*** Block opens ***

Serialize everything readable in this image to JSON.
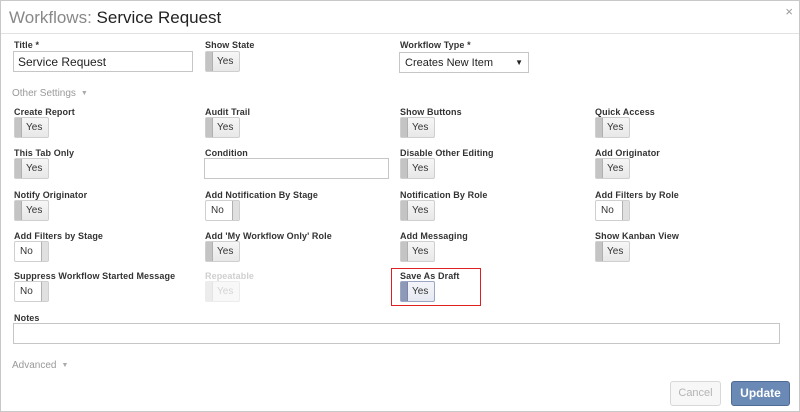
{
  "header": {
    "prefix": "Workflows:",
    "title": "Service Request",
    "close": "×"
  },
  "title_field": {
    "label": "Title *",
    "value": "Service Request"
  },
  "show_state": {
    "label": "Show State",
    "value": "Yes"
  },
  "workflow_type": {
    "label": "Workflow Type *",
    "value": "Creates New Item",
    "arrow": "▼"
  },
  "other_settings": {
    "label": "Other Settings",
    "caret": "▼"
  },
  "settings": {
    "create_report": {
      "label": "Create Report",
      "value": "Yes"
    },
    "audit_trail": {
      "label": "Audit Trail",
      "value": "Yes"
    },
    "show_buttons": {
      "label": "Show Buttons",
      "value": "Yes"
    },
    "quick_access": {
      "label": "Quick Access",
      "value": "Yes"
    },
    "this_tab_only": {
      "label": "This Tab Only",
      "value": "Yes"
    },
    "condition": {
      "label": "Condition",
      "value": ""
    },
    "disable_other_editing": {
      "label": "Disable Other Editing",
      "value": "Yes"
    },
    "add_originator": {
      "label": "Add Originator",
      "value": "Yes"
    },
    "notify_originator": {
      "label": "Notify Originator",
      "value": "Yes"
    },
    "add_notification_by_stage": {
      "label": "Add Notification By Stage",
      "value": "No"
    },
    "notification_by_role": {
      "label": "Notification By Role",
      "value": "Yes"
    },
    "add_filters_by_role": {
      "label": "Add Filters by Role",
      "value": "No"
    },
    "add_filters_by_stage": {
      "label": "Add Filters by Stage",
      "value": "No"
    },
    "add_my_workflow_only_role": {
      "label": "Add 'My Workflow Only' Role",
      "value": "Yes"
    },
    "add_messaging": {
      "label": "Add Messaging",
      "value": "Yes"
    },
    "show_kanban_view": {
      "label": "Show Kanban View",
      "value": "Yes"
    },
    "suppress_workflow_started_message": {
      "label": "Suppress Workflow Started Message",
      "value": "No"
    },
    "repeatable": {
      "label": "Repeatable",
      "value": "Yes"
    },
    "save_as_draft": {
      "label": "Save As Draft",
      "value": "Yes"
    }
  },
  "notes": {
    "label": "Notes",
    "value": ""
  },
  "advanced": {
    "label": "Advanced",
    "caret": "▼"
  },
  "footer": {
    "cancel": "Cancel",
    "update": "Update"
  }
}
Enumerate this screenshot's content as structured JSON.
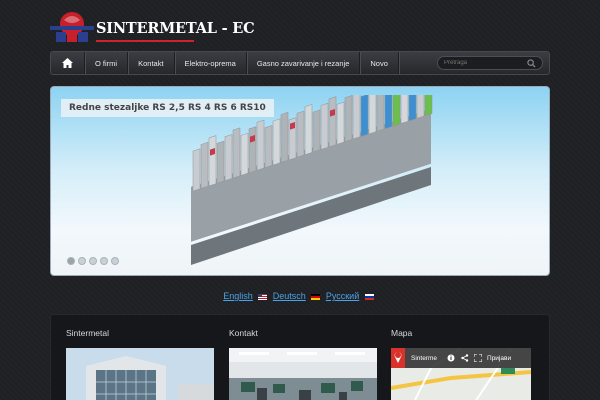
{
  "brand": {
    "name": "SINTERMETAL - EC",
    "accent": "#d0222a"
  },
  "nav": {
    "home_icon": "home-icon",
    "items": [
      "O firmi",
      "Kontakt",
      "Elektro-oprema",
      "Gasno zavarivanje i rezanje",
      "Novo"
    ],
    "search_placeholder": "Pretraga"
  },
  "slider": {
    "title": "Redne stezaljke RS 2,5 RS 4 RS 6 RS10",
    "dot_count": 5,
    "active_dot": 1
  },
  "languages": [
    {
      "label": "English",
      "flag": "us-flag"
    },
    {
      "label": "Deutsch",
      "flag": "de-flag"
    },
    {
      "label": "Русский",
      "flag": "ru-flag"
    }
  ],
  "footer": {
    "columns": [
      {
        "title": "Sintermetal"
      },
      {
        "title": "Kontakt"
      },
      {
        "title": "Mapa"
      }
    ],
    "map": {
      "place": "Sinterme",
      "directions": "Пријави"
    }
  }
}
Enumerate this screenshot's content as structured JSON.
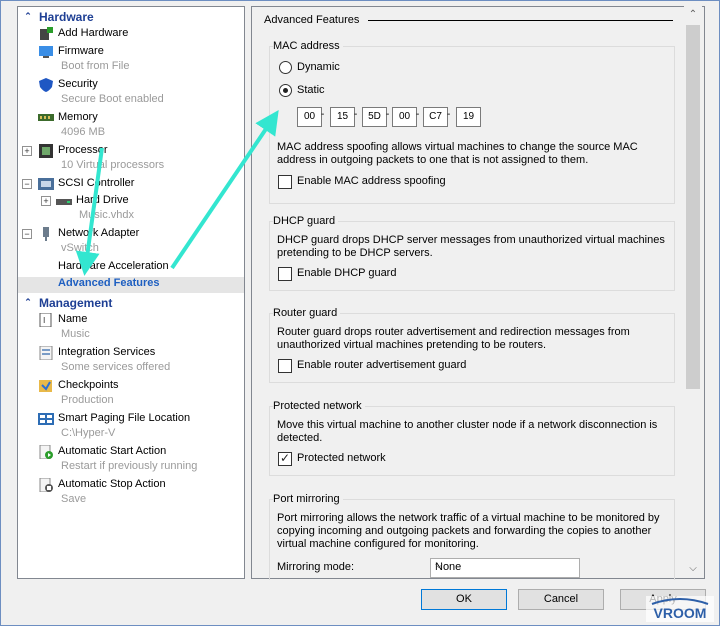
{
  "tree": {
    "hardware_label": "Hardware",
    "management_label": "Management",
    "items": [
      {
        "title": "Add Hardware",
        "sub": ""
      },
      {
        "title": "Firmware",
        "sub": "Boot from File"
      },
      {
        "title": "Security",
        "sub": "Secure Boot enabled"
      },
      {
        "title": "Memory",
        "sub": "4096 MB"
      },
      {
        "title": "Processor",
        "sub": "10 Virtual processors"
      },
      {
        "title": "SCSI Controller",
        "sub": ""
      },
      {
        "title": "Hard Drive",
        "sub": "Music.vhdx"
      },
      {
        "title": "Network Adapter",
        "sub": "vSwitch"
      },
      {
        "title": "Hardware Acceleration",
        "sub": ""
      },
      {
        "title": "Advanced Features",
        "sub": ""
      }
    ],
    "mgmt_items": [
      {
        "title": "Name",
        "sub": "Music"
      },
      {
        "title": "Integration Services",
        "sub": "Some services offered"
      },
      {
        "title": "Checkpoints",
        "sub": "Production"
      },
      {
        "title": "Smart Paging File Location",
        "sub": "C:\\Hyper-V"
      },
      {
        "title": "Automatic Start Action",
        "sub": "Restart if previously running"
      },
      {
        "title": "Automatic Stop Action",
        "sub": "Save"
      }
    ]
  },
  "panel": {
    "title": "Advanced Features",
    "mac": {
      "group": "MAC address",
      "dynamic": "Dynamic",
      "static": "Static",
      "octets": [
        "00",
        "15",
        "5D",
        "00",
        "C7",
        "19"
      ],
      "spoof_desc": "MAC address spoofing allows virtual machines to change the source MAC address in outgoing packets to one that is not assigned to them.",
      "spoof_cb": "Enable MAC address spoofing"
    },
    "dhcp": {
      "group": "DHCP guard",
      "desc": "DHCP guard drops DHCP server messages from unauthorized virtual machines pretending to be DHCP servers.",
      "cb": "Enable DHCP guard"
    },
    "router": {
      "group": "Router guard",
      "desc": "Router guard drops router advertisement and redirection messages from unauthorized virtual machines pretending to be routers.",
      "cb": "Enable router advertisement guard"
    },
    "protected": {
      "group": "Protected network",
      "desc": "Move this virtual machine to another cluster node if a network disconnection is detected.",
      "cb": "Protected network"
    },
    "mirror": {
      "group": "Port mirroring",
      "desc": "Port mirroring allows the network traffic of a virtual machine to be monitored by copying incoming and outgoing packets and forwarding the copies to another virtual machine configured for monitoring.",
      "mode_label": "Mirroring mode:",
      "mode_value": "None"
    }
  },
  "buttons": {
    "ok": "OK",
    "cancel": "Cancel",
    "apply": "Apply"
  },
  "logo_text": "VROOM",
  "colors": {
    "accent": "#1e3f94",
    "selected": "#1e5fc1",
    "annotation_arrow": "#33e6d0"
  }
}
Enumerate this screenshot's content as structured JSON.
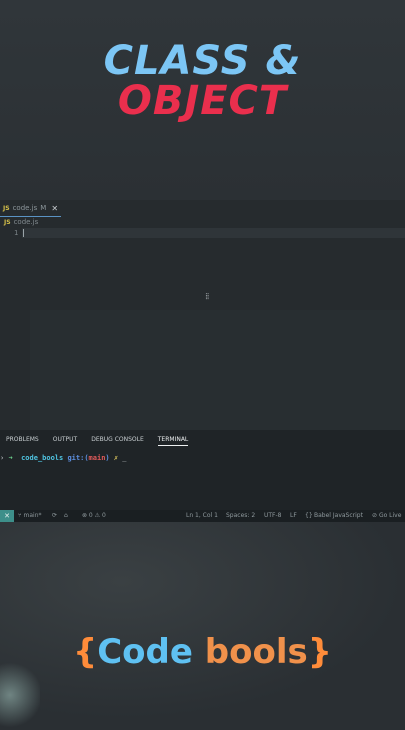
{
  "title": {
    "line1": "CLASS &",
    "line2": "OBJECT"
  },
  "editor": {
    "tab": {
      "badge": "JS",
      "filename": "code.js",
      "status": "M",
      "close": "✕"
    },
    "breadcrumb": {
      "badge": "JS",
      "filename": "code.js"
    },
    "line_number": "1",
    "center_mark": "⣿"
  },
  "panel": {
    "tabs": [
      "PROBLEMS",
      "OUTPUT",
      "DEBUG CONSOLE",
      "TERMINAL"
    ],
    "active_tab": "TERMINAL",
    "terminal": {
      "arrow": "➜",
      "dir": "code_bools",
      "git": "git:(",
      "branch": "main",
      "git_close": ")",
      "mark": "✗",
      "cursor": "_"
    }
  },
  "status_bar": {
    "remote_icon": "✕",
    "branch": "main*",
    "sync_icon": "⟳",
    "errors": "⊗ 0 ⚠ 0",
    "position": "Ln 1, Col 1",
    "spaces": "Spaces: 2",
    "encoding": "UTF-8",
    "eol": "LF",
    "braces": "{}",
    "language": "Babel JavaScript",
    "golive": "Go Live"
  },
  "brand": {
    "open": "{",
    "code": "Code",
    "bools": "bools",
    "close": "}"
  }
}
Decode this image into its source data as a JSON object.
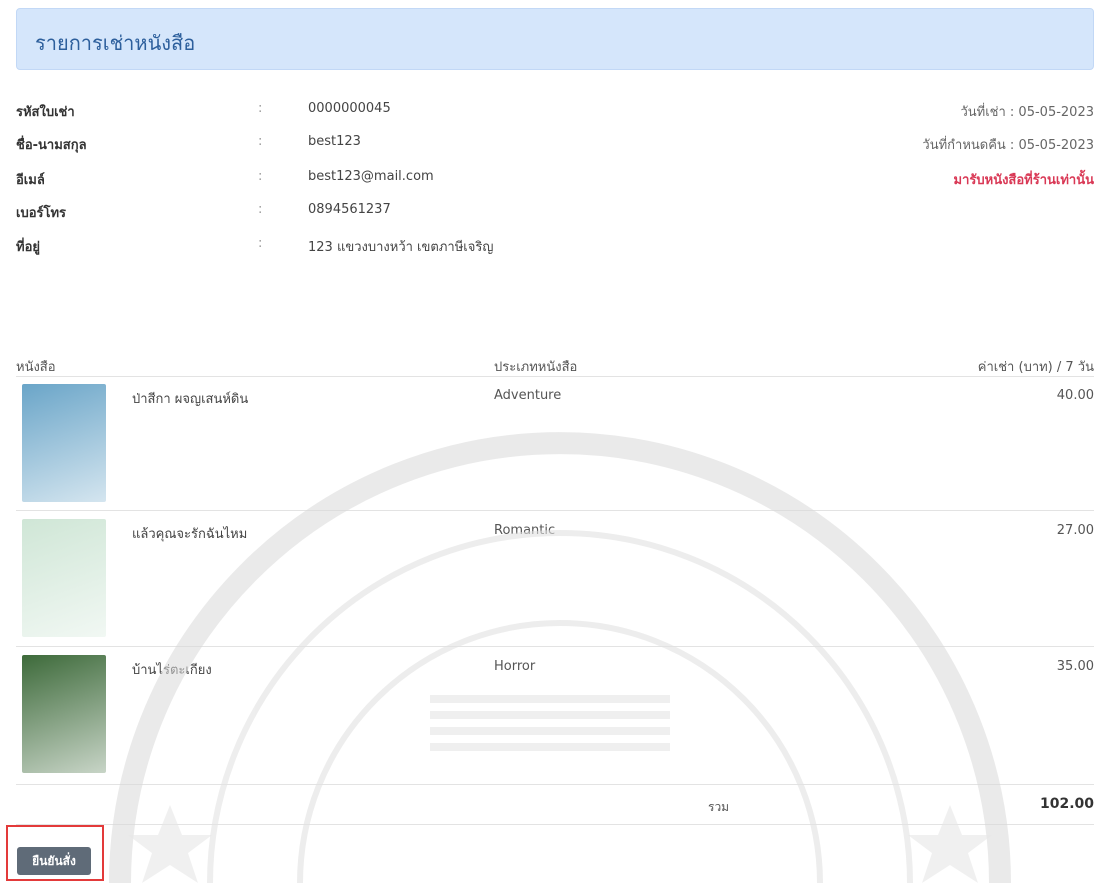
{
  "header": {
    "title": "รายการเช่าหนังสือ"
  },
  "info": [
    {
      "label": "รหัสใบเช่า",
      "value": "0000000045"
    },
    {
      "label": "ชื่อ-นามสกุล",
      "value": "best123"
    },
    {
      "label": "อีเมล์",
      "value": "best123@mail.com"
    },
    {
      "label": "เบอร์โทร",
      "value": "0894561237"
    },
    {
      "label": "ที่อยู่",
      "value": "123 แขวงบางหว้า เขตภาษีเจริญ"
    }
  ],
  "colon": ":",
  "meta": {
    "rent_date": "วันที่เช่า : 05-05-2023",
    "return_date": "วันที่กำหนดคืน : 05-05-2023",
    "pickup_note": "มารับหนังสือที่ร้านเท่านั้น"
  },
  "table": {
    "headers": {
      "book": "หนังสือ",
      "type": "ประเภทหนังสือ",
      "price": "ค่าเช่า (บาท) / 7 วัน"
    },
    "rows": [
      {
        "title": "ป่าสีกา ผจญเสนห์ดิน",
        "type": "Adventure",
        "price": "40.00",
        "cover": "#6aa5c8"
      },
      {
        "title": "แล้วคุณจะรักฉันไหม",
        "type": "Romantic",
        "price": "27.00",
        "cover": "#cfe6d6"
      },
      {
        "title": "บ้านไร่ตะเกียง",
        "type": "Horror",
        "price": "35.00",
        "cover": "#3d6a3a"
      }
    ],
    "total_label": "รวม",
    "total_value": "102.00"
  },
  "actions": {
    "confirm_label": "ยืนยันสั่ง"
  }
}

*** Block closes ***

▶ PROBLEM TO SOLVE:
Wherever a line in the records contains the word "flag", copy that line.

▶ WRITTEN ANSWER:
      "flag": "us-flag"
      "flag": "de-flag"
      "flag": "ru-flag"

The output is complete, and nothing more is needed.